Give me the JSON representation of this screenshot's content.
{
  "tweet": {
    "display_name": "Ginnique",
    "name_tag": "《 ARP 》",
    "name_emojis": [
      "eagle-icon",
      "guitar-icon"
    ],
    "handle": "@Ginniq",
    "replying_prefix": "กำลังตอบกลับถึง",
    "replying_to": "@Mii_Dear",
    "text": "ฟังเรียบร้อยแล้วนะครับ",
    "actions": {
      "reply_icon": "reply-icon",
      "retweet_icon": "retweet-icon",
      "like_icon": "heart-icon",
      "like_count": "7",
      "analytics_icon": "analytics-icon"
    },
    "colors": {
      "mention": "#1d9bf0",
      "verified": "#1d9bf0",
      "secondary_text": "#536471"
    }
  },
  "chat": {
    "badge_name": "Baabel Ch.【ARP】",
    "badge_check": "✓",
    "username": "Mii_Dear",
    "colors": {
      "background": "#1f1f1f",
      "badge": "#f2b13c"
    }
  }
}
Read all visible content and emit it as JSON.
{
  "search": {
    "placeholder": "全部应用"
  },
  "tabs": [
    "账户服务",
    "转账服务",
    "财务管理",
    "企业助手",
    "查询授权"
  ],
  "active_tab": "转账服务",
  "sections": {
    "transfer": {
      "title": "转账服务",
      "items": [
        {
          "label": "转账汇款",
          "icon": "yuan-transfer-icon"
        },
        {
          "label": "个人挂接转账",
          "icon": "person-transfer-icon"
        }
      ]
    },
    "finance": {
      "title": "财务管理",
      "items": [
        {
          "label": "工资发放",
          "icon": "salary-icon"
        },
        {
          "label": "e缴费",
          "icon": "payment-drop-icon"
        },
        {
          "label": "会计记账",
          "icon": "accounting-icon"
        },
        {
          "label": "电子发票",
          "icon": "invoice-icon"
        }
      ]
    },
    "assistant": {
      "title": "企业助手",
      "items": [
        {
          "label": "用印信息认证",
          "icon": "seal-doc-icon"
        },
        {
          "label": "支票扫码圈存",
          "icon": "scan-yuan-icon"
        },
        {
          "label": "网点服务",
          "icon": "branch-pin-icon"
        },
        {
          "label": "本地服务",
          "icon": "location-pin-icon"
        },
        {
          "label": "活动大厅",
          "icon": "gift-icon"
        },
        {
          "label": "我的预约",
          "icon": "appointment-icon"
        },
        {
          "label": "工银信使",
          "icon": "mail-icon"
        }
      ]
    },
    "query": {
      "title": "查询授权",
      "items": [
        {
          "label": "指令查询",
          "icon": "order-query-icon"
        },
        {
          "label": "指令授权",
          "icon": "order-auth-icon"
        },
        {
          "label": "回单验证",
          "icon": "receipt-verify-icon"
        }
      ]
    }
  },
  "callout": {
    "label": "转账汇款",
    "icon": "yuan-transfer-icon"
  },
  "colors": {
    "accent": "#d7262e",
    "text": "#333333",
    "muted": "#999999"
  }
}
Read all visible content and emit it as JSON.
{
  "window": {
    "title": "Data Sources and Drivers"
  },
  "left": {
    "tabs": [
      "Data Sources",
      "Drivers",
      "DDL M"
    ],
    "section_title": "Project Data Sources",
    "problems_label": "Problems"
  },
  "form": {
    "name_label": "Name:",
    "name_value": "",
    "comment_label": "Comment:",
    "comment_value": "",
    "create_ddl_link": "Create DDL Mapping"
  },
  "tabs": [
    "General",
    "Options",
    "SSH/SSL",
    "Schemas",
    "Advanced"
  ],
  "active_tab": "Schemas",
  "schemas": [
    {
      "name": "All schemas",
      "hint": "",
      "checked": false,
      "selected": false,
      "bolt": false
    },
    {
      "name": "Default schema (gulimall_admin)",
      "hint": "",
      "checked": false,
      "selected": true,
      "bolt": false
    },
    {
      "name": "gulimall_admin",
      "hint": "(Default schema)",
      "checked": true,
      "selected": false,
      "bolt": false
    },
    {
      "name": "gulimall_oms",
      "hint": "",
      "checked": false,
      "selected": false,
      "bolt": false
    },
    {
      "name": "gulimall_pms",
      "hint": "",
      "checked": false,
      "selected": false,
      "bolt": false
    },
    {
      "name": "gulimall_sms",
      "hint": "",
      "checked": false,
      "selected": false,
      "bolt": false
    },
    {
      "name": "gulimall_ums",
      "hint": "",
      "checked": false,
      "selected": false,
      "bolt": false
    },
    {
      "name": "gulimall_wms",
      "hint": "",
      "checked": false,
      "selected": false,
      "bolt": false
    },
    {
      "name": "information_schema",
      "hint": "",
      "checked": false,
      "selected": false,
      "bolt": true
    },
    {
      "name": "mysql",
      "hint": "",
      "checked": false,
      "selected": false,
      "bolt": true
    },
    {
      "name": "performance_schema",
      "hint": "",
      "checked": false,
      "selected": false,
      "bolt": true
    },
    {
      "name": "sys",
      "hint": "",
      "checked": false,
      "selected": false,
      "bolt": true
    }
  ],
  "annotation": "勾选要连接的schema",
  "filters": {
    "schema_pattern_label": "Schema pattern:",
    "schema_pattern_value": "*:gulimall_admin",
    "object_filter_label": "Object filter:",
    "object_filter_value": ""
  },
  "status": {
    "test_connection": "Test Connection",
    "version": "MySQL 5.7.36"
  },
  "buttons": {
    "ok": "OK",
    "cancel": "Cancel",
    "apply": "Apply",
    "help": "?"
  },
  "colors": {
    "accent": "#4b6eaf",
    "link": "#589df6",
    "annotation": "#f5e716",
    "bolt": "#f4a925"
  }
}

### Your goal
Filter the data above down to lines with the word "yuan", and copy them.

### Problem solution
          "icon": "yuan-transfer-icon"
          "icon": "scan-yuan-icon"
    "icon": "yuan-transfer-icon"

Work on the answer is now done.